Requirements for requesting letters of recommendation
Procedure for requesting a Letter of Recommendation from faculty.
Request a letter in person or e-mail at least three weeks prior to the deadline. Describe clearly what it is you are applying for.
Once the faculty member agrees to write the letter, at least two weeks prior to the deadline you must provide the following:
1.A stamped and addressed envelope for each letter you want sent out.
2.The contact person and the address as to which it is being sent. Use proper formal name and title of your recommender. Casualness in relationships may allow you to call a professor by a nickname but is not appropriate to a formal application.
3.A clear description of the job or school you are applying for.
(Don’t direct your faculty to a website where they have to hunt for the information)
4.A current resume.
5.A one -page statement about your qualifications for the particular position. In a sense you are writing a letter for yourself- describing the reason you would be the ideal candidate, what courses or work you have already completed which would impact what they are looking for. Address personal qualities mentioned in the position’s description.
Make sure your answers are legible. Notice in particular the waiver of your legal rights to examine what is written. We strongly urge you to sign this waiver. Your recommender may not object to sharing his or her evaluation with you but if you don’t sign the waiver, the institution receiving your application and recommendation may well wonder whether an opinion was made falsely positive because the recommender didn’t feel free to be frank. We know that some schools more or less disregard recommendations lacking the waiver of student’s rights to examine the contents. If you ask that a letter be written rather than supplying a form to be completed, you may provide a separate signed waiver to be attached to the letter. “In accordance with the Family Education Rights and Privacy Act of 1974 (The Buckley Amendment), I hereby waive my right to review this letter. Sign and date it.
6. In some cases the application is all on line- provide the above information in addition to the website. (If they don’t need a hard copy then the envelope is unnecessary)
Your faculty member will then create a letter on your behalf as an amalgam of all the information you have provided them. Remember this preparation is a great opportunity for self-promotion and finding a good school or interesting career.
You will absolutely be turned down if you don’t meet the deadlines or provide the materials necessary. It will be important to perform well in your classes and in any work positions while at Carleton in order to request the letter. You can’t expect that everyone you ask will either be able to write the letter, nor will they agree if your performance has been poor.

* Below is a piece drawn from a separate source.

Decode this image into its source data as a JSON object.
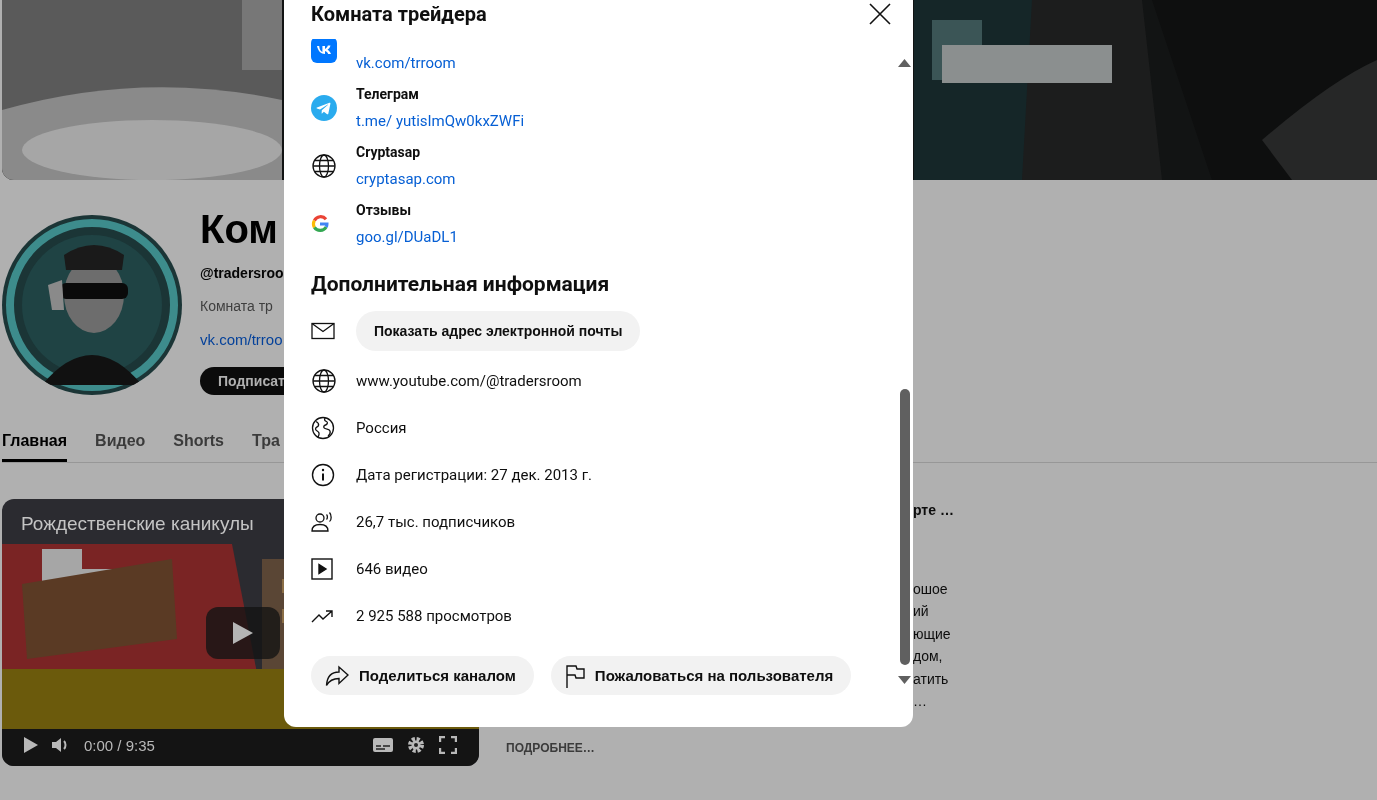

You will receive the best letter if you allow even more lead- time and carefully assemble your materials. Your professors are interested in supporting you in the process and the letters can play an important role. Do not forget to thank them for doing this, during and after the process. Absolutely write them to let them know if you were accepted for the position. Your faculty put a tremendous amount of time into letter writing so please respect this process.
QUESTIONNAIRE FOR STUDENTS REQUESTING LETTERS OF RECOMMENDATION (A guideline for information you need to include)
2. Permanent address (where you can always be reached) and phone number. Campus address, phone number, and email address.
4. Class (eg, 2009)
6. “Minors” (other departments in which you have done extensive work) and Concentration
7. Summer experience and/or experience since graduation (be specific)
8. Work experience at Carleton College
9. How good, in general, has your academic record been? In what courses did you excel? Why? In what courses were you weak? Why?
10. Extra-curricular activities? Membership or leadership role?
11. For what kind of job, internship, off-campus program, or graduate program would you like to be recommended? Please describe it.
12. What classes have you taken from me (if I was your section leader in 101 or 102, please indicate this)? How did you do (grades etc), and do you think your work for the course was characteristic of your work generally? If you have a record of the topics of the papers you wrote for my course(s) and the comments, please include.
13. Please list the deadlines for the recommendations you’re asking me to write (I’d prefer to see actual dates, rather than “as soon as possible”).
14. Please tell me whether your application was successful, once you learn.
(Revised February 2010)